### Exercise brief
Produce an exact copy of all the records.

[Dataset rows for apps and sites]
━━━━━━━━
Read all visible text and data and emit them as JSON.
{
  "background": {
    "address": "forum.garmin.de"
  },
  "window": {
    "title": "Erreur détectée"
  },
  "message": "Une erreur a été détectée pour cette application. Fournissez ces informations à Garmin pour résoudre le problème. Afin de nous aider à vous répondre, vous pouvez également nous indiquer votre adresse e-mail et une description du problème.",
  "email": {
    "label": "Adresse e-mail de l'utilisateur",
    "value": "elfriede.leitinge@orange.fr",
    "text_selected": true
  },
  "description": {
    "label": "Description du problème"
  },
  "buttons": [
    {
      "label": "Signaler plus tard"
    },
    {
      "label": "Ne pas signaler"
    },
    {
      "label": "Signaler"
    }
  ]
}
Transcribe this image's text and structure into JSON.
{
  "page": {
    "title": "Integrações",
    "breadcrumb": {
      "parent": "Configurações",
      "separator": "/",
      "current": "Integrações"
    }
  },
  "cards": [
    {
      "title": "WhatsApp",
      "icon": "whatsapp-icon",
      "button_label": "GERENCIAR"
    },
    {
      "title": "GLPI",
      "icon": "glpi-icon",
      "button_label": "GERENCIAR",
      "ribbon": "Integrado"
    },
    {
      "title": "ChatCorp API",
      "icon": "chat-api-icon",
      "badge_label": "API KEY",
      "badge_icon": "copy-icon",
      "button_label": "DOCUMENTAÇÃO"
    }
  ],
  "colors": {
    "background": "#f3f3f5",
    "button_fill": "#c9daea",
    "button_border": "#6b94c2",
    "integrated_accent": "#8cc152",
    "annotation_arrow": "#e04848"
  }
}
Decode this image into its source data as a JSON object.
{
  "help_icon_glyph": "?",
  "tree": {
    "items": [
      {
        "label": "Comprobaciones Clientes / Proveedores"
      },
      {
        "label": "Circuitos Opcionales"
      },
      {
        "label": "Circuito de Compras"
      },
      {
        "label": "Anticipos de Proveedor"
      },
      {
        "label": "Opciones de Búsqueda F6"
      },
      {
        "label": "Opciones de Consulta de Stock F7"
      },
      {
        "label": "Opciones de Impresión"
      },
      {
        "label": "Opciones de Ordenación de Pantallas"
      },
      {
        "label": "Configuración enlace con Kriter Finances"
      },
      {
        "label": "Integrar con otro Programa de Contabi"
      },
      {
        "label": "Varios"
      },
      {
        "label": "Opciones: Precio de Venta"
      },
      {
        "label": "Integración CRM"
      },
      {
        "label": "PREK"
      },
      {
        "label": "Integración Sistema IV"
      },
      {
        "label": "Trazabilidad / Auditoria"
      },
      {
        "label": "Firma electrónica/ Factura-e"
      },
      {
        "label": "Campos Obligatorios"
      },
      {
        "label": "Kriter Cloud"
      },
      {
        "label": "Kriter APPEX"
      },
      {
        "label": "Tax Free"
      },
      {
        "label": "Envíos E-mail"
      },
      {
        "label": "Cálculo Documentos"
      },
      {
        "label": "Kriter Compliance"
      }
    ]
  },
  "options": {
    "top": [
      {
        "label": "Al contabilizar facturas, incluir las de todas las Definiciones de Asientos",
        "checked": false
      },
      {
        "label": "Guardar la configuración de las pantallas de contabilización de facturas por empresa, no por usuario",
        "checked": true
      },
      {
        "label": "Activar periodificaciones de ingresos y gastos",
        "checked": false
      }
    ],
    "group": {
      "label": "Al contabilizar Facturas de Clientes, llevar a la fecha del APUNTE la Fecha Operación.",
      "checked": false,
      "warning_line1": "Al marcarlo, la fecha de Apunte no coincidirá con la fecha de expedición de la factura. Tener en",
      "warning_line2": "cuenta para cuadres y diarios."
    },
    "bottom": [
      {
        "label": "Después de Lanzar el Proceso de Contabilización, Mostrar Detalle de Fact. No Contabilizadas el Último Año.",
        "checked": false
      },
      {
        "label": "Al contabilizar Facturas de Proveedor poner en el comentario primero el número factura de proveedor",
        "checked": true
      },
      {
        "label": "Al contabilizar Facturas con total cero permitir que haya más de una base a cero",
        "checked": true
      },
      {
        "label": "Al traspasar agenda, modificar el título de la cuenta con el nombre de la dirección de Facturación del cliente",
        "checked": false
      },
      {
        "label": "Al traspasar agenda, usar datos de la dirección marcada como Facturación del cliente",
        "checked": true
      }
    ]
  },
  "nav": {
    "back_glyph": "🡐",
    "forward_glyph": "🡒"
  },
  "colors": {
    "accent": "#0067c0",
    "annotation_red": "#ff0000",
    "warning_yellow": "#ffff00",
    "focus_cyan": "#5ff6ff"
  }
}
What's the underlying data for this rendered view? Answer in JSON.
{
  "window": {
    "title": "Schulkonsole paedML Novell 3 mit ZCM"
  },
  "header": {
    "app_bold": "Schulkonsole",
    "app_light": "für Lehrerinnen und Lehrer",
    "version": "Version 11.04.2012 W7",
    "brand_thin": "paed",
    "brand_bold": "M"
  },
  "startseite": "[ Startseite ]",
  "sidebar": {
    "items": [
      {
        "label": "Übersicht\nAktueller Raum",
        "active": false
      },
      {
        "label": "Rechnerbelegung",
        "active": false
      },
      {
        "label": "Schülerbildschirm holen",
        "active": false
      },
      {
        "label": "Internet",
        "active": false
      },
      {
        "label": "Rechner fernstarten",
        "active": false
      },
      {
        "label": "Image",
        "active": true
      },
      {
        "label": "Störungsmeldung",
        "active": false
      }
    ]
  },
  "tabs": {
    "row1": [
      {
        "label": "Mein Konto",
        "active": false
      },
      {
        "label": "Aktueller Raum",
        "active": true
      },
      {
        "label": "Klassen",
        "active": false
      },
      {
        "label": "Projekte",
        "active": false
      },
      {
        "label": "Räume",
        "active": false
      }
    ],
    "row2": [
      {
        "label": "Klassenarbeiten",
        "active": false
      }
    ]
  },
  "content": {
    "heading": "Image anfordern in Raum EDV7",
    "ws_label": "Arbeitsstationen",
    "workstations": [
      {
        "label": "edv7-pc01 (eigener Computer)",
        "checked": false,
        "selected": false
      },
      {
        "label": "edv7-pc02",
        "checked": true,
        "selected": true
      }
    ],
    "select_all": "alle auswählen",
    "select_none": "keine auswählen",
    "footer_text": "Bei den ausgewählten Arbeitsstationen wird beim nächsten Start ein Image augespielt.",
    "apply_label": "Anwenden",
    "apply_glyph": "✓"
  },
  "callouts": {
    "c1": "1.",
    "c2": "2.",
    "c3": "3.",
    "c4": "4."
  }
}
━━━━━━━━
### Answer section
Read all visible text and data and emit them as JSON.
{
  "background": {
    "address": "forum.garmin.de"
  },
  "window": {
    "title": "Erreur détectée"
  },
  "message": "Une erreur a été détectée pour cette application. Fournissez ces informations à Garmin pour résoudre le problème. Afin de nous aider à vous répondre, vous pouvez également nous indiquer votre adresse e-mail et une description du problème.",
  "email": {
    "label": "Adresse e-mail de l'utilisateur",
    "value": "elfriede.leitinge@orange.fr",
    "text_selected": true
  },
  "description": {
    "label": "Description du problème"
  },
  "buttons": [
    {
      "label": "Signaler plus tard"
    },
    {
      "label": "Ne pas signaler"
    },
    {
      "label": "Signaler"
    }
  ]
}
Transcribe this image's text and structure into JSON.
{
  "page": {
    "title": "Integrações",
    "breadcrumb": {
      "parent": "Configurações",
      "separator": "/",
      "current": "Integrações"
    }
  },
  "cards": [
    {
      "title": "WhatsApp",
      "icon": "whatsapp-icon",
      "button_label": "GERENCIAR"
    },
    {
      "title": "GLPI",
      "icon": "glpi-icon",
      "button_label": "GERENCIAR",
      "ribbon": "Integrado"
    },
    {
      "title": "ChatCorp API",
      "icon": "chat-api-icon",
      "badge_label": "API KEY",
      "badge_icon": "copy-icon",
      "button_label": "DOCUMENTAÇÃO"
    }
  ],
  "colors": {
    "background": "#f3f3f5",
    "button_fill": "#c9daea",
    "button_border": "#6b94c2",
    "integrated_accent": "#8cc152",
    "annotation_arrow": "#e04848"
  }
}
Decode this image into its source data as a JSON object.
{
  "help_icon_glyph": "?",
  "tree": {
    "items": [
      {
        "label": "Comprobaciones Clientes / Proveedores"
      },
      {
        "label": "Circuitos Opcionales"
      },
      {
        "label": "Circuito de Compras"
      },
      {
        "label": "Anticipos de Proveedor"
      },
      {
        "label": "Opciones de Búsqueda F6"
      },
      {
        "label": "Opciones de Consulta de Stock F7"
      },
      {
        "label": "Opciones de Impresión"
      },
      {
        "label": "Opciones de Ordenación de Pantallas"
      },
      {
        "label": "Configuración enlace con Kriter Finances"
      },
      {
        "label": "Integrar con otro Programa de Contabi"
      },
      {
        "label": "Varios"
      },
      {
        "label": "Opciones: Precio de Venta"
      },
      {
        "label": "Integración CRM"
      },
      {
        "label": "PREK"
      },
      {
        "label": "Integración Sistema IV"
      },
      {
        "label": "Trazabilidad / Auditoria"
      },
      {
        "label": "Firma electrónica/ Factura-e"
      },
      {
        "label": "Campos Obligatorios"
      },
      {
        "label": "Kriter Cloud"
      },
      {
        "label": "Kriter APPEX"
      },
      {
        "label": "Tax Free"
      },
      {
        "label": "Envíos E-mail"
      },
      {
        "label": "Cálculo Documentos"
      },
      {
        "label": "Kriter Compliance"
      }
    ]
  },
  "options": {
    "top": [
      {
        "label": "Al contabilizar facturas, incluir las de todas las Definiciones de Asientos",
        "checked": false
      },
      {
        "label": "Guardar la configuración de las pantallas de contabilización de facturas por empresa, no por usuario",
        "checked": true
      },
      {
        "label": "Activar periodificaciones de ingresos y gastos",
        "checked": false
      }
    ],
    "group": {
      "label": "Al contabilizar Facturas de Clientes, llevar a la fecha del APUNTE la Fecha Operación.",
      "checked": false,
      "warning_line1": "Al marcarlo, la fecha de Apunte no coincidirá con la fecha de expedición de la factura. Tener en",
      "warning_line2": "cuenta para cuadres y diarios."
    },
    "bottom": [
      {
        "label": "Después de Lanzar el Proceso de Contabilización, Mostrar Detalle de Fact. No Contabilizadas el Último Año.",
        "checked": false
      },
      {
        "label": "Al contabilizar Facturas de Proveedor poner en el comentario primero el número factura de proveedor",
        "checked": true
      },
      {
        "label": "Al contabilizar Facturas con total cero permitir que haya más de una base a cero",
        "checked": true
      },
      {
        "label": "Al traspasar agenda, modificar el título de la cuenta con el nombre de la dirección de Facturación del cliente",
        "checked": false
      },
      {
        "label": "Al traspasar agenda, usar datos de la dirección marcada como Facturación del cliente",
        "checked": true
      }
    ]
  },
  "nav": {
    "back_glyph": "🡐",
    "forward_glyph": "🡒"
  },
  "colors": {
    "accent": "#0067c0",
    "annotation_red": "#ff0000",
    "warning_yellow": "#ffff00",
    "focus_cyan": "#5ff6ff"
  }
}
What's the underlying data for this rendered view? Answer in JSON.
{
  "window": {
    "title": "Schulkonsole paedML Novell 3 mit ZCM"
  },
  "header": {
    "app_bold": "Schulkonsole",
    "app_light": "für Lehrerinnen und Lehrer",
    "version": "Version 11.04.2012 W7",
    "brand_thin": "paed",
    "brand_bold": "M"
  },
  "startseite": "[ Startseite ]",
  "sidebar": {
    "items": [
      {
        "label": "Übersicht\nAktueller Raum",
        "active": false
      },
      {
        "label": "Rechnerbelegung",
        "active": false
      },
      {
        "label": "Schülerbildschirm holen",
        "active": false
      },
      {
        "label": "Internet",
        "active": false
      },
      {
        "label": "Rechner fernstarten",
        "active": false
      },
      {
        "label": "Image",
        "active": true
      },
      {
        "label": "Störungsmeldung",
        "active": false
      }
    ]
  },
  "tabs": {
    "row1": [
      {
        "label": "Mein Konto",
        "active": false
      },
      {
        "label": "Aktueller Raum",
        "active": true
      },
      {
        "label": "Klassen",
        "active": false
      },
      {
        "label": "Projekte",
        "active": false
      },
      {
        "label": "Räume",
        "active": false
      }
    ],
    "row2": [
      {
        "label": "Klassenarbeiten",
        "active": false
      }
    ]
  },
  "content": {
    "heading": "Image anfordern in Raum EDV7",
    "ws_label": "Arbeitsstationen",
    "workstations": [
      {
        "label": "edv7-pc01 (eigener Computer)",
        "checked": false,
        "selected": false
      },
      {
        "label": "edv7-pc02",
        "checked": true,
        "selected": true
      }
    ],
    "select_all": "alle auswählen",
    "select_none": "keine auswählen",
    "footer_text": "Bei den ausgewählten Arbeitsstationen wird beim nächsten Start ein Image augespielt.",
    "apply_label": "Anwenden",
    "apply_glyph": "✓"
  },
  "callouts": {
    "c1": "1.",
    "c2": "2.",
    "c3": "3.",
    "c4": "4."
  }
}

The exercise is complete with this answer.